Digital Access

Digital Access
Access saukvalley.com from all your digital devices and receive breaking news and updates from around the area.

Home Delivery

Home Delivery
Local news, prep sports, Chicago sports, local and regional entertainment, business, home and lifestyle, food, classified and more! News you use every day! Daily, Daily including the e-Edition or e-Edition only.

Text Alerts

Text Alerts
Choose your news! Select the text alerts you want to receive: breaking news, prep sports scores, school closings, weather, and more. Text alerts are a free service from SaukValley.com, but text rates may apply.

Email Newsletters

Email Newsletters
We'll deliver news & updates to your inbox. Sign up for free e-newsletters today.
Local

Expansion in the works at Rock Falls health clinic

ROCK FALLS – The offices are full to burstin' at the Whiteside County Health Department's community health clinic.

So Beth Fiorini, the health department administrator, is on the hunt for money to expand. About $900,000, in fact.

Thanks to the closure of the former sewer plant, the site at 1300 W. Second St. already has the land, and the parking space. All it needs is a new building, Fiorini said Tuesday.

She plans to apply in July for a grant from Illinois Department of Public Health, designed specifically for community health care centers, and for a Community Development Block Grant.

The very preliminary plan calls for a basic office building of about 5,000 square feet between the clinic and the back parking lot, where the plant used to be. She wants to put behavioral health and billing and coding in the new space.

Because of the city's utility easement, the buildings probably can't be connected, but that doesn't really matter, Fiorini said.

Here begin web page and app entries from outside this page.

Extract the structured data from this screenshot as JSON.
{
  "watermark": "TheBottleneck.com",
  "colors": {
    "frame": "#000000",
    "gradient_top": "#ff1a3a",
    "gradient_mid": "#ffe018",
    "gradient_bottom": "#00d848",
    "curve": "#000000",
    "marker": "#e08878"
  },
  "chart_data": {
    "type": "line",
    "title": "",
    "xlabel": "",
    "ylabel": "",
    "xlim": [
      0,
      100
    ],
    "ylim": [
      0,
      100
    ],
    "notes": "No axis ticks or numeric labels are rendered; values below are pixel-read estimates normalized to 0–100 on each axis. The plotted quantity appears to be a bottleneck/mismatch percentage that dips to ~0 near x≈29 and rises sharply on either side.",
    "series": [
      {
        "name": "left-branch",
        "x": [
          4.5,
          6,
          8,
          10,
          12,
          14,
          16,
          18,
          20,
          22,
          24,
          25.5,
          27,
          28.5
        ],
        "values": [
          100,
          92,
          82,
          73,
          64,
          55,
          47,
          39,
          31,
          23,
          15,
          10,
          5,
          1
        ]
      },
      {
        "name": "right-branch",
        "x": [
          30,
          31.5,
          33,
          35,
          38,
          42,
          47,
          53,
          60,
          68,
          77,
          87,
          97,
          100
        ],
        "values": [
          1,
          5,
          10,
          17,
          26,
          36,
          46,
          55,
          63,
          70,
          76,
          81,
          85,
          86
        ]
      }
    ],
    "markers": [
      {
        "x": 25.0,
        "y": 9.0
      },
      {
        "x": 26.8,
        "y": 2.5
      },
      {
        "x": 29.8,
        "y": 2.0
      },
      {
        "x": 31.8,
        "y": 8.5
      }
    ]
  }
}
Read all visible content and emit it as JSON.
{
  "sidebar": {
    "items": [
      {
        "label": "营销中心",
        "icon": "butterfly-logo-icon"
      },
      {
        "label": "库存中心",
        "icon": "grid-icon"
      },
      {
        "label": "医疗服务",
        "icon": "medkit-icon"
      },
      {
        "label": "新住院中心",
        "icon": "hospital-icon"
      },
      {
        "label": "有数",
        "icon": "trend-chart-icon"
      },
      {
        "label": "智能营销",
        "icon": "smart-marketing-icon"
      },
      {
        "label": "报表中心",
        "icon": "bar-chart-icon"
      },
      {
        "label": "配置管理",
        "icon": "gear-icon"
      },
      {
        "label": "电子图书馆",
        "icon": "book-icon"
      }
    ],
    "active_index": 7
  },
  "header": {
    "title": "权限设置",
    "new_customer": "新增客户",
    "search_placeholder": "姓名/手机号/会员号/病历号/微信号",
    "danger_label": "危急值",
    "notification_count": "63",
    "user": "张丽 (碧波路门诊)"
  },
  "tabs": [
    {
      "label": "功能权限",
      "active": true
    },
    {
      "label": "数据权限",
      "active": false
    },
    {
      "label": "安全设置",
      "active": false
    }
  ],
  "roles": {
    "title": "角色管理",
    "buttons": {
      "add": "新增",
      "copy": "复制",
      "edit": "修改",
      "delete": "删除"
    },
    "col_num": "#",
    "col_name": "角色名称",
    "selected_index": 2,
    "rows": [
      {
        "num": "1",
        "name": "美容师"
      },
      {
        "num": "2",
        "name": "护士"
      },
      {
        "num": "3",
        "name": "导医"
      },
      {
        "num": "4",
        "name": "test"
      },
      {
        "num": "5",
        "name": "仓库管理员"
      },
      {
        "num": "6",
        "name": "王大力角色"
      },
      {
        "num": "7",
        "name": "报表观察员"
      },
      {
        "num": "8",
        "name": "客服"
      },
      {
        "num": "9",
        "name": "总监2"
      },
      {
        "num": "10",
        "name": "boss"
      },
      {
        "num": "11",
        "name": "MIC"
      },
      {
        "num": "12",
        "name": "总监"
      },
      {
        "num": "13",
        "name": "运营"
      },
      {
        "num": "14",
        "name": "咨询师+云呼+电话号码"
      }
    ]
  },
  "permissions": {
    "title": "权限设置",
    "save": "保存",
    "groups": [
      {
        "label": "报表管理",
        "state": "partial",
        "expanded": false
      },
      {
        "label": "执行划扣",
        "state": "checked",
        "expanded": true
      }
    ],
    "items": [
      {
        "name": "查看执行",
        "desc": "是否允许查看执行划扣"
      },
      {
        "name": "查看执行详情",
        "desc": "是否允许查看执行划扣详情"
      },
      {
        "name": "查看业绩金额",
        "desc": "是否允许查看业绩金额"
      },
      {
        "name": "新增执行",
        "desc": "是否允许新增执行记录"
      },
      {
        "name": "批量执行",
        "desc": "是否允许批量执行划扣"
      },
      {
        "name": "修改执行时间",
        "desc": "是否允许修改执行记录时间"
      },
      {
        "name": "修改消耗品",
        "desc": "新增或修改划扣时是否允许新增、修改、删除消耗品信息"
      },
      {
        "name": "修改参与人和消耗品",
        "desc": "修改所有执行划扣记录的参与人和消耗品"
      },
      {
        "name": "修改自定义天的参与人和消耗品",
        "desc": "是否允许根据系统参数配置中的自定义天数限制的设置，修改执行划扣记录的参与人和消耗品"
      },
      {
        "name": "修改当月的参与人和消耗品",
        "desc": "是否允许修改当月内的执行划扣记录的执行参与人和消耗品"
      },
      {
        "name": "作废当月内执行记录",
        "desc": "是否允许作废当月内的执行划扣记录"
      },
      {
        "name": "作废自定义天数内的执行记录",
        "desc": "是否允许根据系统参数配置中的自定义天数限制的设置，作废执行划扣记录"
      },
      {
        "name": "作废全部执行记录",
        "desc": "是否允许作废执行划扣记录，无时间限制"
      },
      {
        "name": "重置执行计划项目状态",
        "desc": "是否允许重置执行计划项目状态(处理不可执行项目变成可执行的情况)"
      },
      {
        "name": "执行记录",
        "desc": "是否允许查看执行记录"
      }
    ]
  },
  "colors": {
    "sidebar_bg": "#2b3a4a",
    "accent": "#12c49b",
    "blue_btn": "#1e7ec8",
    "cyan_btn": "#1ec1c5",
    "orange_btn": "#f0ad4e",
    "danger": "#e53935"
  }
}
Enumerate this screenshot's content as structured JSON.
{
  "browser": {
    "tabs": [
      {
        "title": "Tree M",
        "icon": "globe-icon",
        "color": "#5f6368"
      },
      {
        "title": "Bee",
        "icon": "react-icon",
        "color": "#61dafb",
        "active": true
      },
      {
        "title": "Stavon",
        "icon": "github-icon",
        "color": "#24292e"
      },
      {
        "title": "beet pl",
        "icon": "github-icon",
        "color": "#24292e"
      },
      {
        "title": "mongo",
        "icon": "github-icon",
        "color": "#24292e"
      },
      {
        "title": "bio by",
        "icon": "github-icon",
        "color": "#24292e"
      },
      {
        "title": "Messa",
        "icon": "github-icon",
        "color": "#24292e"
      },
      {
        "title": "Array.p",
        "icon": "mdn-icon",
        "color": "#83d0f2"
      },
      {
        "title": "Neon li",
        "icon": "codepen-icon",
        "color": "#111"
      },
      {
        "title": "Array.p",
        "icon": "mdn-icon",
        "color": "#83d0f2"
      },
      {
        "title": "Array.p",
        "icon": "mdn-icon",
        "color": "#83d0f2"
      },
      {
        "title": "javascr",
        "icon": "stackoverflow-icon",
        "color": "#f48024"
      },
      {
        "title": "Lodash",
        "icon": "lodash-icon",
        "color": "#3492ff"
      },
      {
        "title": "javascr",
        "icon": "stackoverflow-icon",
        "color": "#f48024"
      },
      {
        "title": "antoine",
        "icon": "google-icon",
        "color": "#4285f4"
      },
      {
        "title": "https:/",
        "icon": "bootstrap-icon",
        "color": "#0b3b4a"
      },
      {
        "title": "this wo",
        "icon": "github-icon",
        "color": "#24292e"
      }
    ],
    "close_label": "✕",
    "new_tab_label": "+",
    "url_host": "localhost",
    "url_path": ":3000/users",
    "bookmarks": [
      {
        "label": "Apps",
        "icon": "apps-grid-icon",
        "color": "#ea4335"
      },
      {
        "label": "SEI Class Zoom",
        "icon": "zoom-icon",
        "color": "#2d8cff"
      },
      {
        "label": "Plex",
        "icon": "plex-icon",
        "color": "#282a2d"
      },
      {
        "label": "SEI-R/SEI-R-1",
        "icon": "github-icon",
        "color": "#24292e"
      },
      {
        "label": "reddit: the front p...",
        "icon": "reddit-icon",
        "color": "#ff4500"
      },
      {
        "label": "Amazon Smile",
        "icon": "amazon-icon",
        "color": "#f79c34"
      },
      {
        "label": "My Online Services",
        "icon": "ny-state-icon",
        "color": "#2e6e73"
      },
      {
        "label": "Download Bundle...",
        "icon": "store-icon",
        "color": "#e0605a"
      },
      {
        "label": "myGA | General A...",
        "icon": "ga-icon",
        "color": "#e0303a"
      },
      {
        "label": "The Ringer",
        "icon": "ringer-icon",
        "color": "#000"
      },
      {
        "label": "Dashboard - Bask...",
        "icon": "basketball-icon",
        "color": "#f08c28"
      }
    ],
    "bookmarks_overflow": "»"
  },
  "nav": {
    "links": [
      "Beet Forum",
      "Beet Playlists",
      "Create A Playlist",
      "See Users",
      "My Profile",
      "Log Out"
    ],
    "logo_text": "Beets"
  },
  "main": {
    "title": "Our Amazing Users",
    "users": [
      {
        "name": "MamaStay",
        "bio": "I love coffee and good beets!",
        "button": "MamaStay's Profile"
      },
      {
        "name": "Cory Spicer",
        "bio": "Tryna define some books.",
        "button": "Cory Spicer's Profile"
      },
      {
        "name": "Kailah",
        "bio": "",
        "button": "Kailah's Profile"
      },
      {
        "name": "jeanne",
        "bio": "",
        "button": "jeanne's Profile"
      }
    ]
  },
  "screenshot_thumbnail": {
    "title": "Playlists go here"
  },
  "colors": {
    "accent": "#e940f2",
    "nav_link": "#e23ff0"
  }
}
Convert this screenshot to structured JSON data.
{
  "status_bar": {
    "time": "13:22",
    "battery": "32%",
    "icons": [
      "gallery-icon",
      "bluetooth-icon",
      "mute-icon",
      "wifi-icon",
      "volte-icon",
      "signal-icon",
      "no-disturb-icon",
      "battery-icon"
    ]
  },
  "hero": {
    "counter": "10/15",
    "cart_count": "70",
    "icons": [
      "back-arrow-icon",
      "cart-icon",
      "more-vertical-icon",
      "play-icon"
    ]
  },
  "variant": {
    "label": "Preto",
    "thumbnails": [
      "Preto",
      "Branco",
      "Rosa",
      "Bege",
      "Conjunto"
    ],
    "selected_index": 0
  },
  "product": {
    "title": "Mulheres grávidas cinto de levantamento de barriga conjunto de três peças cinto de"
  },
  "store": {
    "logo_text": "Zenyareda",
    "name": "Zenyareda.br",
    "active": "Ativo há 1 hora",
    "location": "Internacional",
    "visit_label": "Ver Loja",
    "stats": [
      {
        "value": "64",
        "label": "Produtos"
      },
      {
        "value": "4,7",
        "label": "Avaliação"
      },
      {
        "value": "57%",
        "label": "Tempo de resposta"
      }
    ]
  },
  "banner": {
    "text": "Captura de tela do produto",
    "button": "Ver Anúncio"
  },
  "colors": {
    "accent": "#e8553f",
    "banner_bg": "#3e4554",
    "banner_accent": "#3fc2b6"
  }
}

Right now, six or seven people are stepping all over themselves in billing, and in other offices as well. And the one therapist on staff doesn't even have an office, Fiorini said, adding that she hopes to hire a second one, who also will need a spot.

If the IDPH turns her down, she'll probably apply for federal funds next year, Fiorini said. By that time, an architect who's now in the process will have drawn up plans, which the feds always like to see, she said.

The need isn't likely to go away.

Like most other health care facilities, Whiteside County expects to see some sort of bump in business because of the Affordable Care Act. Just how much, Fiorini isn't sure.

The health department helped about 1,600 people enroll in an insurance plan, most of whom became eligible for Medicare. It remains to be seen how many of those were patients who were paying their own bills, and how many might be new to the clinic, she said.

Loading more